Gear behind the thunder

"I like my guitar sound. I think it's a SOUND." - Chris Holmes, 1989

Chris Holmes always had a wild image as the Mean Man of Rock and Roll. But he always put a lot of thought into his guitar sound and had some groundbreaking ideas. His guitars were unique in many ways and the Headless explorer even had an integrated wireless system! Chris also collaborated with one of the biggest gurus of guitar gadgets - Pete Cornish. Pete has done custom gear for many famous guitarists including Jimmy Page, Eric Clapton, Tony Iommi, Dave Gilmour, Iron Maiden and many more. In 1985 Pete Cornish built a guitar routing unit for Chris' live setup. Then in 1989 Chris wanted a remotely controlled wah that wasn't limited to 128 steps like the midi controlled units, and this request resulted in the rack wah / remote control pedal setup that Chris used on the 'Headless Children' tour. Check out some more info at

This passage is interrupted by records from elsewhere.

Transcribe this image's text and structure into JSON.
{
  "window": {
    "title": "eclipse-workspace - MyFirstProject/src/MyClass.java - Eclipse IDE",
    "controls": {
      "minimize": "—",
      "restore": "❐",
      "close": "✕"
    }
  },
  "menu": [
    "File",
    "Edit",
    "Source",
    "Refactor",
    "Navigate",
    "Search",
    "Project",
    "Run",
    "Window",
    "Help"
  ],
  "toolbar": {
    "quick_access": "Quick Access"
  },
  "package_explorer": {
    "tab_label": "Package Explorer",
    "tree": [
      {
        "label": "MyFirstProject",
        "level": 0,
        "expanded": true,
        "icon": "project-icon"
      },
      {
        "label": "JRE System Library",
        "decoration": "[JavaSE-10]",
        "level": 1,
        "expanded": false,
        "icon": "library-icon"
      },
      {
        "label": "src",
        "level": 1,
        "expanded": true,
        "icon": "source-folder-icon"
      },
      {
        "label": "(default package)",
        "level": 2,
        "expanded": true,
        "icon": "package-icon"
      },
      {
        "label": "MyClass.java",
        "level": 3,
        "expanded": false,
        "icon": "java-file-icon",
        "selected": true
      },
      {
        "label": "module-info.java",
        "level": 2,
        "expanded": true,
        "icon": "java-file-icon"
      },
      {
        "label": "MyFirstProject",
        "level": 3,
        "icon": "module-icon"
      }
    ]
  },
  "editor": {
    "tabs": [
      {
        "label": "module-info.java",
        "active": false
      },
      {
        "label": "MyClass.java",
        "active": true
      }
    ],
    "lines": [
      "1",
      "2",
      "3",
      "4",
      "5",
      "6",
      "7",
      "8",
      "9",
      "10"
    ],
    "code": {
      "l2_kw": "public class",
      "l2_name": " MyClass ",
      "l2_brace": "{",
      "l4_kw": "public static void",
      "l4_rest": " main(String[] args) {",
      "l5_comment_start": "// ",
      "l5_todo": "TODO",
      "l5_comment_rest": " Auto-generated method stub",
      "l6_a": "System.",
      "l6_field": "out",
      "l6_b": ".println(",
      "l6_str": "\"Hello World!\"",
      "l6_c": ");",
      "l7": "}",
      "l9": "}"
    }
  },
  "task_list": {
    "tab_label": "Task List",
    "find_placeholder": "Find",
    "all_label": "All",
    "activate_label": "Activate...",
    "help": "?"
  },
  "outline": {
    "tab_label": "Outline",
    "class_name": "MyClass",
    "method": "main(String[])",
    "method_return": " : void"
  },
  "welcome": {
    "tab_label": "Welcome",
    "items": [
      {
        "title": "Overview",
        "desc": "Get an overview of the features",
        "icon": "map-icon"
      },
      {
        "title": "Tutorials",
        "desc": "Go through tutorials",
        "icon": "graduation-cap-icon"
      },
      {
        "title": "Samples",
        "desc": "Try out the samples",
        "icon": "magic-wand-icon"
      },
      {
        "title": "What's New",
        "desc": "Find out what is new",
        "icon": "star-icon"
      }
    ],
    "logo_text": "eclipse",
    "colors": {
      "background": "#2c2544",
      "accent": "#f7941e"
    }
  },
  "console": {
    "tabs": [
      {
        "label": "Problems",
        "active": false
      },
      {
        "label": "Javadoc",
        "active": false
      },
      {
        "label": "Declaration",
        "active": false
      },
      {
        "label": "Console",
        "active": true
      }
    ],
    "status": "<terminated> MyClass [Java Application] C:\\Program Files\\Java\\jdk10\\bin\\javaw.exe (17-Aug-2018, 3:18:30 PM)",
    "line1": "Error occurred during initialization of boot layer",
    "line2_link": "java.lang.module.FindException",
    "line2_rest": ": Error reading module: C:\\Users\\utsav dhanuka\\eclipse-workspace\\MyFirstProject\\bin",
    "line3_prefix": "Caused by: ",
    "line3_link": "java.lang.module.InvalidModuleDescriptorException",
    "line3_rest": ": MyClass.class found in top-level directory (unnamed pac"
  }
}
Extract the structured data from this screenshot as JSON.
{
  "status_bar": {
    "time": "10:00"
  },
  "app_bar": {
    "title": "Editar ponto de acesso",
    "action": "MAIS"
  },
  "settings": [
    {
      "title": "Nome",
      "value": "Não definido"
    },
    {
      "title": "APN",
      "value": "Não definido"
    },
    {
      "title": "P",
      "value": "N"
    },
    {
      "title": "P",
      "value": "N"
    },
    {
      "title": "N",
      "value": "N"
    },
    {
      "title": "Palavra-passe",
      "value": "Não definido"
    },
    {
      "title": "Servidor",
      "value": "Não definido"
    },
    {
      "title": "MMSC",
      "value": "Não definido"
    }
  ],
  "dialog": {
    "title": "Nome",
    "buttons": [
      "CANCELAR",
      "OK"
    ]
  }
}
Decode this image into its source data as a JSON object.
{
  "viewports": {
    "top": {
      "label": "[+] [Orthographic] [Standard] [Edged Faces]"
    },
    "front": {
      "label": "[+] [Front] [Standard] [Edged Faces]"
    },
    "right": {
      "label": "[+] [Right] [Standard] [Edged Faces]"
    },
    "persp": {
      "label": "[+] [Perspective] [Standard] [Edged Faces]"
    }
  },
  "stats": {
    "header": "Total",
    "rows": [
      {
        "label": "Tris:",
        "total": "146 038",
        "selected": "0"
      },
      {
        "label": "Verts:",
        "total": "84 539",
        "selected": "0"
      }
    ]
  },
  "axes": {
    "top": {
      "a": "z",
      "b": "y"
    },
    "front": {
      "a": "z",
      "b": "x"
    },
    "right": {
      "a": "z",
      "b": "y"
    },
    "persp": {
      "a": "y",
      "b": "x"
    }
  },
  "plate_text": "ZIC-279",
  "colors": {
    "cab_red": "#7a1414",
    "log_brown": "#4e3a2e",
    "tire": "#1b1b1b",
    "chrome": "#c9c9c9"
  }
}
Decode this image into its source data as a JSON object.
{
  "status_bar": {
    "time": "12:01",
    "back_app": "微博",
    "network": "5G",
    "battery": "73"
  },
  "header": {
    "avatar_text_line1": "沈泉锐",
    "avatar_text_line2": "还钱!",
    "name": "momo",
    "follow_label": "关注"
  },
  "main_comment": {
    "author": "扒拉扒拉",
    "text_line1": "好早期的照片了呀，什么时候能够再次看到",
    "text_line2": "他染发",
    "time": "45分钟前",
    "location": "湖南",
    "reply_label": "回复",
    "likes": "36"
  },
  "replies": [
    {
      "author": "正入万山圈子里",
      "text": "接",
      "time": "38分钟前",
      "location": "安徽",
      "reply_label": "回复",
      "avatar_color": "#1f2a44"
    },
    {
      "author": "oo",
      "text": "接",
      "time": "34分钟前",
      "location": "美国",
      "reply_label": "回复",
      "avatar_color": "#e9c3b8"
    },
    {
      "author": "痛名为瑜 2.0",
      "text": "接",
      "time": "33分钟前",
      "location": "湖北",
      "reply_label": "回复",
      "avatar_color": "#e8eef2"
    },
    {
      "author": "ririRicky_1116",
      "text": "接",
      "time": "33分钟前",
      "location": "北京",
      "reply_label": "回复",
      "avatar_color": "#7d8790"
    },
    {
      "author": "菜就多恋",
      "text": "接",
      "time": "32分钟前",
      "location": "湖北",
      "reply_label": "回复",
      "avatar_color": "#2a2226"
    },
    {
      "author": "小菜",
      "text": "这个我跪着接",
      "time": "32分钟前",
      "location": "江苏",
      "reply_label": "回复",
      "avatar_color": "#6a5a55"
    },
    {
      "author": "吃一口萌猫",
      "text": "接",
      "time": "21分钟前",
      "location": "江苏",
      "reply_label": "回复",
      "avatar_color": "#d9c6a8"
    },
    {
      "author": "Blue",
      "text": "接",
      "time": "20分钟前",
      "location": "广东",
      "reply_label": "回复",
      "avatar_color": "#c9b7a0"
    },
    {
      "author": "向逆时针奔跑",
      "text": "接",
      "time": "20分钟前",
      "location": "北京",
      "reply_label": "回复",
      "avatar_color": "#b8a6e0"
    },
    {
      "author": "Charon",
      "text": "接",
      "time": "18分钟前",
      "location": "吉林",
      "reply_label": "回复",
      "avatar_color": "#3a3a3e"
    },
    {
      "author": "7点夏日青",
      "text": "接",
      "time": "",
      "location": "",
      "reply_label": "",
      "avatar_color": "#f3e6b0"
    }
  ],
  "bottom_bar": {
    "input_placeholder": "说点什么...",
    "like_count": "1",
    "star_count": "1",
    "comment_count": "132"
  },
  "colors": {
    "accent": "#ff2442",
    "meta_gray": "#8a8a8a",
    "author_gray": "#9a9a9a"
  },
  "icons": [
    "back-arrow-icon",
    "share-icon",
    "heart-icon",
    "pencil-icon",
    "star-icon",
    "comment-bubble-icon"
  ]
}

In the 80s Chris used late 70's JMP Mastervolume Marshalls and he obviously played them loud to get that much sustain without excess distortion. His sound is also really big and I think he might have been using two amps in stereo with the second amp slightly delayed. I've heard that he and Randy Piper used to break the knobs from the front panel so the sounds wouldn't be messed with.

When Chris re-joined W.A.S.P. for the KFD album and tour he was using Marshall JMP-1 preamps and Alesis Quadraverb 2 effects processors. On the left is a picture of Chris' rack taken from Young Guitar magazine article. On the KFD tour he used Peavey 5150-II heads as power amps and Peavey 5150 speakers, but I've never heard Chris mention those as his stuff.

You can also see a Conn Strobe Tuner in the picture. The wireless system on top comes from the high-end Japanese company, Ex-Pro. It's called the Ex-Pro Pro-10pll. There are also Samson wireless receivers in the pic so it's hard to say which ones Chris actually used.

Young Guitar magazine covered the gear used on the first WASP world tour in 1985, and even back then Chris already had his signature sound. His rack consisted of two Furman PQ-3 preamp parametric equalizers and a Lexicon PCM-41 delay unit that adds a lot of sustain and can also be used for a chorus effect. I feel this unit is really important to achieve Chris' sound, and Chris was kind enough to explain to me how he sets it up. Two 100 Watt Marshall (68?) plexi heads deliver the powerful tone through Marshall cabs with Celestion speakers. I've heard that Jose Arredondo modified the amps for Chris, and the knobs have been broken off so the EQ settings can't be changed from the amp.

Chris' guitars are tuned to E-flat. Sadly Blackie often wanted to use studio tricks while mastering and speeded up some songs so the tuning is off if you try to play along to them. Chris uses 09-42 string sets which makes those bends and wide vibratos a lot easier. He also likes low action and how it brings out the fret noise when playing hard. All his guitars have thin and flat frets. Chris told me that he squeezes the strings so hard that the notes sound out of tune if the frets are too big. Chris uses medium and heavy picks. He had a lot of Dean Markleys in the case for the zebra RR, but of course he uses the signature picks on tour. Chris has used many different humbucker pickups which all had one thing in common - high output. However, the Duncan Distortion seems to have been used the most.

Chris has been a friend of Eddie Van Halen since their childhood in Pasadena. Chris used to play a cool Ibanez Destroyer back then and Eddie borrowed it for the Women and Children First album in 1980. Ironically, Chris originally got one just because Eddie had one, but then Eddie cut his guitar and the sound was gone. Later the modded shape would evolve into one of the coolest guitars - the Charvel Star.

In 2007 I wanted to try some of the gear that Chris had been using, so I bought a Furman PQ-3 and Lexicon PCM-41 from Ebay. The delay unit has now become an important part of my own sound, and Chris later gave me some advice on how to set it up the way he does. The strobe tuner I didn't really need but it looks cool. :)